What the exercise asks:
Read through the lines below and copy the ones holding the string "Audience".
○ ○ ○ ○ ○ ○ ○
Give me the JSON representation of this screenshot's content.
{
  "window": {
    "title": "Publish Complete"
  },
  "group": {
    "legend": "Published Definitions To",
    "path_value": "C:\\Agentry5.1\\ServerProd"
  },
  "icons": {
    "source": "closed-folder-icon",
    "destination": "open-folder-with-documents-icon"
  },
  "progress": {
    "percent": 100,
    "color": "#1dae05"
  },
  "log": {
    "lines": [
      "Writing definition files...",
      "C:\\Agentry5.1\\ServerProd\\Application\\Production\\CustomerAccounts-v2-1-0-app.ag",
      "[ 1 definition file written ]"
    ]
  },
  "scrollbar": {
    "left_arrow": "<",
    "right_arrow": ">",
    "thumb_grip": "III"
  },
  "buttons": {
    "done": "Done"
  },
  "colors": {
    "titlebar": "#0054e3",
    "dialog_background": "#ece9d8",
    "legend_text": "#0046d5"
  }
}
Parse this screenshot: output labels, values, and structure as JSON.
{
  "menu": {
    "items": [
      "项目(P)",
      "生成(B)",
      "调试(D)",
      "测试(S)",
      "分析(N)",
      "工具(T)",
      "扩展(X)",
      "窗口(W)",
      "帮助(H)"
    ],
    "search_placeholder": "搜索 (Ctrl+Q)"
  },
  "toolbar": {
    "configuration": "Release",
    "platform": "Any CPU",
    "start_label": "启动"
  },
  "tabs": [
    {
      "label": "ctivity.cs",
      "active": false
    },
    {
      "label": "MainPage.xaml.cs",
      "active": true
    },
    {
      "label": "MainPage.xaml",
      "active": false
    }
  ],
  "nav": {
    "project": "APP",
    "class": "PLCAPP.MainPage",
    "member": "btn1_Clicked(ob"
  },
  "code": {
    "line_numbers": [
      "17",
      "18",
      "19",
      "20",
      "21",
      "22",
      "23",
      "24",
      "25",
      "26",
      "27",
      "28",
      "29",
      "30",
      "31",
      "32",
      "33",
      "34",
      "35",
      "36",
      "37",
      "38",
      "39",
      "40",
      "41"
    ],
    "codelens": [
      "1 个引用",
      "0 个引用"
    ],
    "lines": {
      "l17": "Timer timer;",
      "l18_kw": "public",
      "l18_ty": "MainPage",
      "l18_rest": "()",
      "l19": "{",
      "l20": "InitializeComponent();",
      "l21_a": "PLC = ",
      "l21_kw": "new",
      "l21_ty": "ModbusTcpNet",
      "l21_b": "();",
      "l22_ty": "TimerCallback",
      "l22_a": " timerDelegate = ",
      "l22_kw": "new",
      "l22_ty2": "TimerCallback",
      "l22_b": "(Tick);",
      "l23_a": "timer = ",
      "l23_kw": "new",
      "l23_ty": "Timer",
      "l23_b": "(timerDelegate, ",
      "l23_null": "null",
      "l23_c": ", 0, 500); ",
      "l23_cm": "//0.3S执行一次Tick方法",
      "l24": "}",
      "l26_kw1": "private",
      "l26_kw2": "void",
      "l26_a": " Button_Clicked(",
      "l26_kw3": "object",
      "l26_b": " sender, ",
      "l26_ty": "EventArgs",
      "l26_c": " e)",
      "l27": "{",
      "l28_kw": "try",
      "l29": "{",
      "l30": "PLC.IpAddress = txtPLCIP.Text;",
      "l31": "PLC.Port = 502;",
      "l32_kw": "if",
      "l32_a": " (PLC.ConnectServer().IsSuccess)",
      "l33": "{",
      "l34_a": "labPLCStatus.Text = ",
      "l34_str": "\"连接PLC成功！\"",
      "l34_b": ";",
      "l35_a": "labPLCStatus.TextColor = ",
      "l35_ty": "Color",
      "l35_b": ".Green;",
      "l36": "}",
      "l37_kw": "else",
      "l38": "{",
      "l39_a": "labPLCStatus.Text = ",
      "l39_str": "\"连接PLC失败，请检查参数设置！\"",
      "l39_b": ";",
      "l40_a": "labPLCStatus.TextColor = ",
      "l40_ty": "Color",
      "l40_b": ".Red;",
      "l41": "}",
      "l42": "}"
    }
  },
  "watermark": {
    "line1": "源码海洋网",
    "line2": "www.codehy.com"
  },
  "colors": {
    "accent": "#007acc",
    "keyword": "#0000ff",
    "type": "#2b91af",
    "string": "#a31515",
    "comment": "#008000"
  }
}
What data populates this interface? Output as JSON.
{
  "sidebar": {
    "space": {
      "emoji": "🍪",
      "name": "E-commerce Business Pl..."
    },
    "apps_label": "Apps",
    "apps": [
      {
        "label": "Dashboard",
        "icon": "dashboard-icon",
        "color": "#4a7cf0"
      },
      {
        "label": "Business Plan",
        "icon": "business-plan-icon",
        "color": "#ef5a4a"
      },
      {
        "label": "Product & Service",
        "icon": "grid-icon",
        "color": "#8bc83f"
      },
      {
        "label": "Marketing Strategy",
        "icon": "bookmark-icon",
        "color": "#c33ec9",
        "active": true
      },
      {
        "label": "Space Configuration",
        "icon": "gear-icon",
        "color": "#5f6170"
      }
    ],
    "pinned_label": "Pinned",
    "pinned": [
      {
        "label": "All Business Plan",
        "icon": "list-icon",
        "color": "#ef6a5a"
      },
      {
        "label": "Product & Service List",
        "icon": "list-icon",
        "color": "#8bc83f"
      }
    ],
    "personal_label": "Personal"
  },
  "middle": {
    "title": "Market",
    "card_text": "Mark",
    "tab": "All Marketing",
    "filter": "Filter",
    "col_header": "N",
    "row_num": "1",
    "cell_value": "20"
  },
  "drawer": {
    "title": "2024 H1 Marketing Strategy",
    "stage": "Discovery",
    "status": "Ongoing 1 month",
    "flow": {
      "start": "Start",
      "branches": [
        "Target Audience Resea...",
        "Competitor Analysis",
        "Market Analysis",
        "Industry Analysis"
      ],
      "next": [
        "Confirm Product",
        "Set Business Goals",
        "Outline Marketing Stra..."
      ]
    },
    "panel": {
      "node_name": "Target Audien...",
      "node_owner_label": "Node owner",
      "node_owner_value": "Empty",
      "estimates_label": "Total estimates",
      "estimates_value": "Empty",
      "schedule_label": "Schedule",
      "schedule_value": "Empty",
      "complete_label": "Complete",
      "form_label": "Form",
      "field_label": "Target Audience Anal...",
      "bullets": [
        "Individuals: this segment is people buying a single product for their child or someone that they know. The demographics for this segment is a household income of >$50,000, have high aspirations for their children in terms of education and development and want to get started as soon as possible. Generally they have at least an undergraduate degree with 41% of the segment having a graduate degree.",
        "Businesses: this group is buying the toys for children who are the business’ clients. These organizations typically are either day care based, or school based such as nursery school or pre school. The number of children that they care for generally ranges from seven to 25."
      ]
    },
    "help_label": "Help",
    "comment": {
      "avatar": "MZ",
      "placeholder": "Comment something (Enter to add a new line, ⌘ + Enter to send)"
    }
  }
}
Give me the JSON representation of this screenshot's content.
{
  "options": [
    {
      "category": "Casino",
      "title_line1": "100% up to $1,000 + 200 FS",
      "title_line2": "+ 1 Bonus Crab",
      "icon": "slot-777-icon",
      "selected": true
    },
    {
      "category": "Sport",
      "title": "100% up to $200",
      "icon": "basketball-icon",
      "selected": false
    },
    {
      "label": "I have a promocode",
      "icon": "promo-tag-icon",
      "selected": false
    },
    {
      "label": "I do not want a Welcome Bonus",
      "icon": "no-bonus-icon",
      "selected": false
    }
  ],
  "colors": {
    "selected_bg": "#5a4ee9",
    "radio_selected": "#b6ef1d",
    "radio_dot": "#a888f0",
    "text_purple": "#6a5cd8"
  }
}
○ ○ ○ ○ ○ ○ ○
Answer space:
        "Target Audience Resea...",
      "field_label": "Target Audience Anal...",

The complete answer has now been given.